## Action item
The listing below must be repeated word for word, with its images excluded.

## Data to examine
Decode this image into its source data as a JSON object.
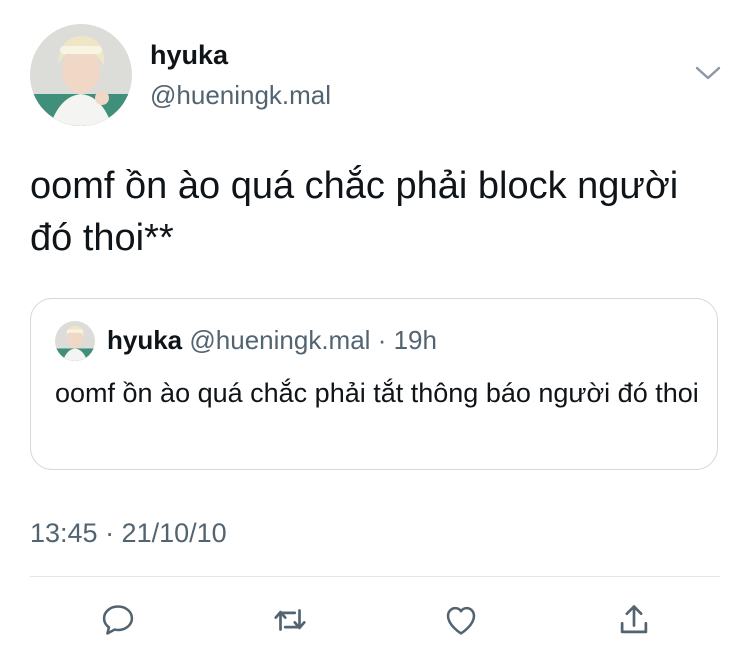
{
  "tweet": {
    "display_name": "hyuka",
    "handle": "@hueningk.mal",
    "text": "oomf ồn ào quá chắc phải block người đó thoi**",
    "timestamp": "13:45 · 21/10/10"
  },
  "quoted_tweet": {
    "display_name": "hyuka",
    "handle": "@hueningk.mal",
    "separator": "·",
    "time": "19h",
    "text": "oomf ồn ào quá chắc phải tắt thông báo người đó thoi"
  },
  "icons": {
    "menu": "chevron-down-icon",
    "reply": "reply-icon",
    "retweet": "retweet-icon",
    "like": "heart-icon",
    "share": "share-icon"
  },
  "colors": {
    "text_primary": "#0f1419",
    "text_secondary": "#536471",
    "icon": "#536471",
    "border": "#cfd9de"
  }
}
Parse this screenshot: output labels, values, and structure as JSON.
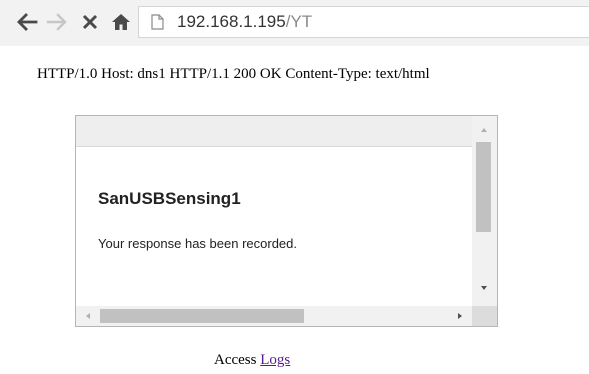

## Output
Decode this image into its source data as a JSON object.
{
  "tweet": {
    "display_name": "hyuka",
    "handle": "@hueningk.mal",
    "text": "oomf ồn ào quá chắc phải block người đó thoi**",
    "timestamp": "13:45 · 21/10/10"
  },
  "quoted_tweet": {
    "display_name": "hyuka",
    "handle": "@hueningk.mal",
    "separator": "·",
    "time": "19h",
    "text": "oomf ồn ào quá chắc phải tắt thông báo người đó thoi"
  },
  "icons": {
    "menu": "chevron-down-icon",
    "reply": "reply-icon",
    "retweet": "retweet-icon",
    "like": "heart-icon",
    "share": "share-icon"
  },
  "colors": {
    "text_primary": "#0f1419",
    "text_secondary": "#536471",
    "icon": "#536471",
    "border": "#cfd9de"
  }
}
Parse this screenshot: output labels, values, and structure as JSON.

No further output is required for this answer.